Students will study the following:

Group 3:  Geography HL / SL or History HL/SL or Economics HL/SL
Group 4:  Physics HL / SL or Biology HL/SL or Chemistry SL
Group 6: Visual Arts and Music

Creativity, Action and Service (CAS)

Candidates for the IB diploma must complete at least 150 hours of creativity, action and service (CAS) activities during the 11th and 12th grades. The purpose of this requirement is to encourage students to become active in the local community and to share their talents with others. Activities for which students are paid or which earn course credit may not be counted toward the CAS requirement. Activities involving religious organizations should have a secular focus. The CAS coordinator announces the possible activities and keeps a record of CAS hours for each student. The student is responsible for documenting and reporting each activity to the CAS Coordinator. The CAS Coordinator verifies completion of the requirement based on this documentation.

Description of CAS activities:

Creativity (50 hours): Creating, designing or planning activities, performing, etc.

Action (50 hours): Sports, implementing or assisting in outdoor projects, etc.

Service (50 hours): Assisting others as a volunteer
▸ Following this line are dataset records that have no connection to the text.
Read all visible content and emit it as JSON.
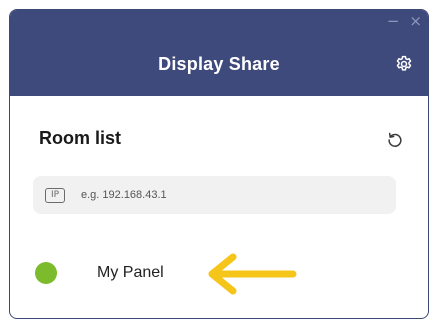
{
  "window": {
    "minimize_glyph": "−",
    "close_glyph": "×"
  },
  "header": {
    "title": "Display Share",
    "settings_icon": "gear-icon",
    "background": "#3f4a7c"
  },
  "room_list": {
    "title": "Room list",
    "refresh_icon": "refresh-icon"
  },
  "ip_input": {
    "badge": "IP",
    "placeholder": "e.g. 192.168.43.1",
    "value": ""
  },
  "rooms": [
    {
      "name": "My Panel",
      "status_color": "#7cbb2c"
    }
  ],
  "annotation": {
    "icon": "arrow-left-icon",
    "color": "#f5c51a"
  }
}
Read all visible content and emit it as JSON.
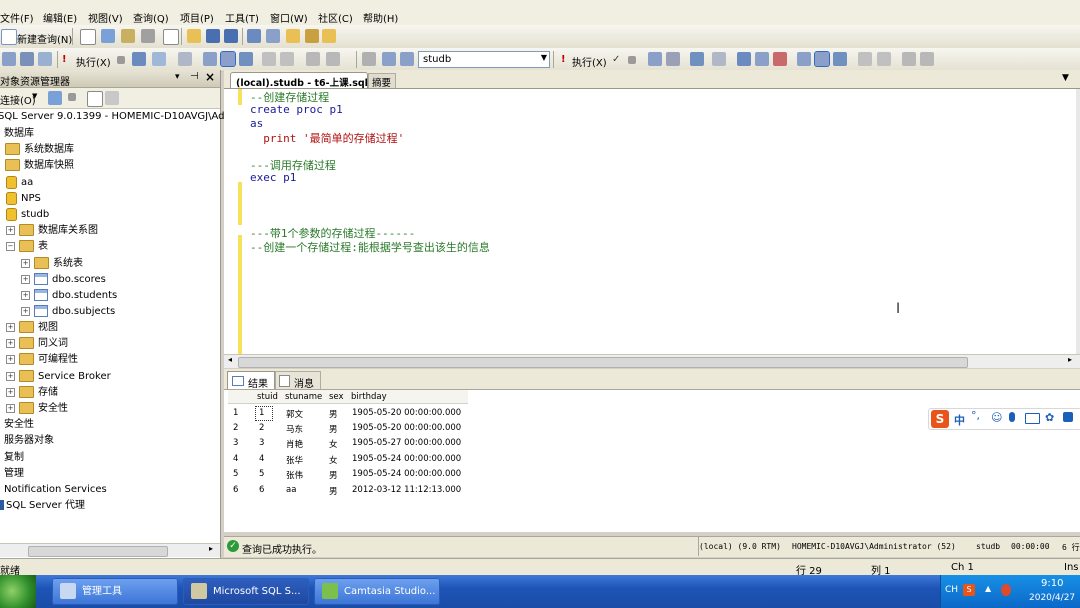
{
  "menu": [
    "文件(F)",
    "编辑(E)",
    "视图(V)",
    "查询(Q)",
    "项目(P)",
    "工具(T)",
    "窗口(W)",
    "社区(C)",
    "帮助(H)"
  ],
  "toolbar1": {
    "new_query": "新建查询(N)"
  },
  "toolbar2": {
    "execute": "执行(X)",
    "database": "studb",
    "execute2": "执行(X)"
  },
  "object_explorer": {
    "title": "对象资源管理器",
    "connect": "连接(O)",
    "tree": [
      {
        "label": "SQL Server 9.0.1399 - HOMEMIC-D10AVGJ\\Ad",
        "icon": "server-icon"
      },
      {
        "label": "数据库",
        "icon": "folder-icon"
      },
      {
        "label": "系统数据库",
        "icon": "folder-icon"
      },
      {
        "label": "数据库快照",
        "icon": "folder-icon"
      },
      {
        "label": "aa",
        "icon": "database-icon"
      },
      {
        "label": "NPS",
        "icon": "database-icon"
      },
      {
        "label": "studb",
        "icon": "database-icon"
      },
      {
        "label": "数据库关系图",
        "icon": "folder-icon"
      },
      {
        "label": "表",
        "icon": "folder-icon"
      },
      {
        "label": "系统表",
        "icon": "folder-icon"
      },
      {
        "label": "dbo.scores",
        "icon": "table-icon"
      },
      {
        "label": "dbo.students",
        "icon": "table-icon"
      },
      {
        "label": "dbo.subjects",
        "icon": "table-icon"
      },
      {
        "label": "视图",
        "icon": "folder-icon"
      },
      {
        "label": "同义词",
        "icon": "folder-icon"
      },
      {
        "label": "可编程性",
        "icon": "folder-icon"
      },
      {
        "label": "Service Broker",
        "icon": "folder-icon"
      },
      {
        "label": "存储",
        "icon": "folder-icon"
      },
      {
        "label": "安全性",
        "icon": "folder-icon"
      },
      {
        "label": "安全性",
        "icon": "none"
      },
      {
        "label": "服务器对象",
        "icon": "none"
      },
      {
        "label": "复制",
        "icon": "none"
      },
      {
        "label": "管理",
        "icon": "none"
      },
      {
        "label": "Notification Services",
        "icon": "none"
      },
      {
        "label": "SQL Server 代理",
        "icon": "agent-icon"
      }
    ]
  },
  "tabs": {
    "active": "(local).studb - t6-上课.sql*",
    "summary": "摘要"
  },
  "editor": {
    "lines": [
      "--创建存储过程",
      "create proc p1",
      "as",
      "  print '最简单的存储过程'",
      "",
      "---调用存储过程",
      "exec p1",
      "",
      "",
      "",
      "---带1个参数的存储过程------",
      "--创建一个存储过程:能根据学号查出该生的信息"
    ]
  },
  "results": {
    "tab_results": "结果",
    "tab_messages": "消息",
    "columns": [
      "stuid",
      "stuname",
      "sex",
      "birthday"
    ],
    "rows": [
      [
        "1",
        "1",
        "郭文",
        "男",
        "1905-05-20 00:00:00.000"
      ],
      [
        "2",
        "2",
        "马东",
        "男",
        "1905-05-20 00:00:00.000"
      ],
      [
        "3",
        "3",
        "肖艳",
        "女",
        "1905-05-27 00:00:00.000"
      ],
      [
        "4",
        "4",
        "张华",
        "女",
        "1905-05-24 00:00:00.000"
      ],
      [
        "5",
        "5",
        "张伟",
        "男",
        "1905-05-24 00:00:00.000"
      ],
      [
        "6",
        "6",
        "aa",
        "男",
        "2012-03-12 11:12:13.000"
      ]
    ]
  },
  "query_status": {
    "message": "查询已成功执行。",
    "server": "(local) (9.0 RTM)",
    "user": "HOMEMIC-D10AVGJ\\Administrator (52)",
    "db": "studb",
    "time": "00:00:00",
    "rows": "6 行"
  },
  "ime": {
    "label": "中"
  },
  "status_bar": {
    "ready": "就绪",
    "row": "行 29",
    "col": "列 1",
    "ch": "Ch 1",
    "ins": "Ins"
  },
  "taskbar": {
    "tasks": [
      "管理工具",
      "Microsoft SQL S...",
      "Camtasia Studio..."
    ],
    "lang": "CH",
    "time": "9:10",
    "date": "2020/4/27"
  }
}
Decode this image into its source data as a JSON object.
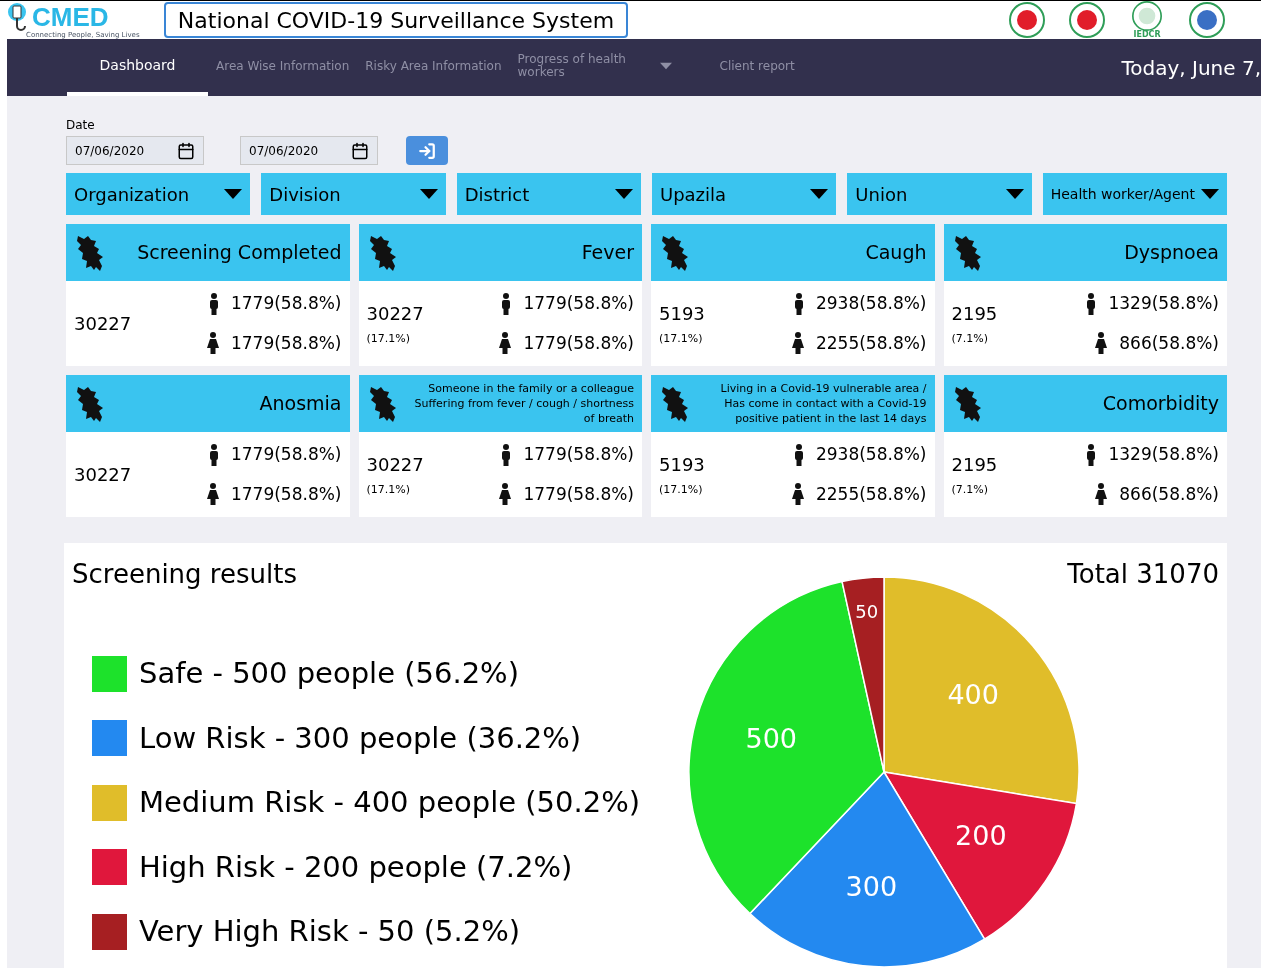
{
  "header": {
    "logo": {
      "brand": "CMED",
      "tagline": "Connecting People, Saving Lives"
    },
    "title": "National COVID-19 Surveillance System",
    "partner_logos": [
      {
        "kind": "emblem"
      },
      {
        "kind": "emblem"
      },
      {
        "kind": "institute",
        "caption": "IEDCR"
      },
      {
        "kind": "seal"
      }
    ]
  },
  "nav": {
    "items": [
      {
        "label": "Dashboard",
        "selected": true,
        "has_menu": false
      },
      {
        "label": "Area Wise Information",
        "selected": false,
        "has_menu": false
      },
      {
        "label": "Risky Area Information",
        "selected": false,
        "has_menu": false
      },
      {
        "label": "Progress of health workers",
        "selected": false,
        "has_menu": true
      },
      {
        "label": "Client report",
        "selected": false,
        "has_menu": false
      }
    ],
    "date": "Today, June 7,"
  },
  "date_filter": {
    "label": "Date",
    "from": "07/06/2020",
    "to": "07/06/2020"
  },
  "filters": [
    "Organization",
    "Division",
    "District",
    "Upazila",
    "Union",
    "Health worker/Agent"
  ],
  "cards": [
    {
      "title": "Screening Completed",
      "total": "30227",
      "male": "1779(58.8%)",
      "female": "1779(58.8%)"
    },
    {
      "title": "Fever",
      "total": "30227",
      "share": "(17.1%)",
      "male": "1779(58.8%)",
      "female": "1779(58.8%)"
    },
    {
      "title": "Caugh",
      "total": "5193",
      "share": "(17.1%)",
      "male": "2938(58.8%)",
      "female": "2255(58.8%)"
    },
    {
      "title": "Dyspnoea",
      "total": "2195",
      "share": "(7.1%)",
      "male": "1329(58.8%)",
      "female": "866(58.8%)"
    },
    {
      "title": "Anosmia",
      "total": "30227",
      "male": "1779(58.8%)",
      "female": "1779(58.8%)"
    },
    {
      "title": "Someone in the family or a colleague Suffering from fever / cough / shortness of breath",
      "total": "30227",
      "share": "(17.1%)",
      "male": "1779(58.8%)",
      "female": "1779(58.8%)"
    },
    {
      "title": "Living in a Covid-19 vulnerable area / Has come in contact with a Covid-19 positive patient in the last 14 days",
      "total": "5193",
      "share": "(17.1%)",
      "male": "2938(58.8%)",
      "female": "2255(58.8%)"
    },
    {
      "title": "Comorbidity",
      "total": "2195",
      "share": "(7.1%)",
      "male": "1329(58.8%)",
      "female": "866(58.8%)"
    }
  ],
  "screening": {
    "title": "Screening results",
    "total": "Total 31070",
    "legend": [
      {
        "label": "Safe - 500 people (56.2%)",
        "color": "#1de22b"
      },
      {
        "label": "Low Risk - 300 people (36.2%)",
        "color": "#2389f0"
      },
      {
        "label": "Medium Risk - 400 people (50.2%)",
        "color": "#e0bd2a"
      },
      {
        "label": "High Risk - 200 people (7.2%)",
        "color": "#e0173c"
      },
      {
        "label": "Very High Risk - 50 (5.2%)",
        "color": "#a61f22"
      }
    ],
    "chart_data": {
      "type": "pie",
      "values": [
        400,
        200,
        300,
        500,
        50
      ],
      "colors": [
        "#e0bd2a",
        "#e0173c",
        "#2389f0",
        "#1de22b",
        "#a61f22"
      ],
      "data_labels": true
    }
  }
}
CAS forms are available from the CAS Coordinator and the IB Coordinator’s Office. At least 75 hours of CAS MUST be documented before a student may register as an IB Diploma candidate. Each Diploma Candidate must submit a CAS Student Final Summary form after all hours is completed.

Theory of Knowledge (ToK)

The heart of the IB curriculum is the Theory of Knowledge course. The purpose of this course is to provide students with a forum for reflective, critical thinking on topics that bridge the academic disciplines. Students discuss ideas and write essays expressing their understanding of broad concepts. The course is taught in two parts in both junior and senior years. Student achievement in the course is measured based on one essay and a presentation.

The aims of the Theory of Knowledge course are to lead students to:

•    engage in reflection on and questioning of the bases of knowledge and experience

•    be aware of subjective and ideological biases

•    develop a personal mode of thought based on critical examination of evidence and argument

•    formulate rational arguments

Students may earn bonus points toward the diploma according to the matrix prescribed by the IBO through performance in ToK and the Extended Essay. No student who fails to complete one or both of these requirements can receive an IB diploma.

Extended Essay (EE)

All candidates for the IB diploma must submit an extended essay on a topic closely related to one of the subjects in the IB curriculum. Each student must be supervised by a teacher who provides guidance in the subject area as well as with the research process. Extended Essays are mailed during the middle of the senior year to an IB examiner in the appropriate subject. The purpose of the essay is to allow the student to demonstrate the ability to engage in independent research and to organize and communicate ideas clearly and effectively. Candidates are encouraged to investigate thoroughly a narrow topic rather than to deal with a broad, general topic. The resulting essay must follow both general guidelines and the guidelines for the IB subject addressed. It must be limited to 4000 words and be accompanied by an abstract and a bibliography. Students begin work on the Extended Essay during the 11th grade and complete it during the first semester of the 12th grade.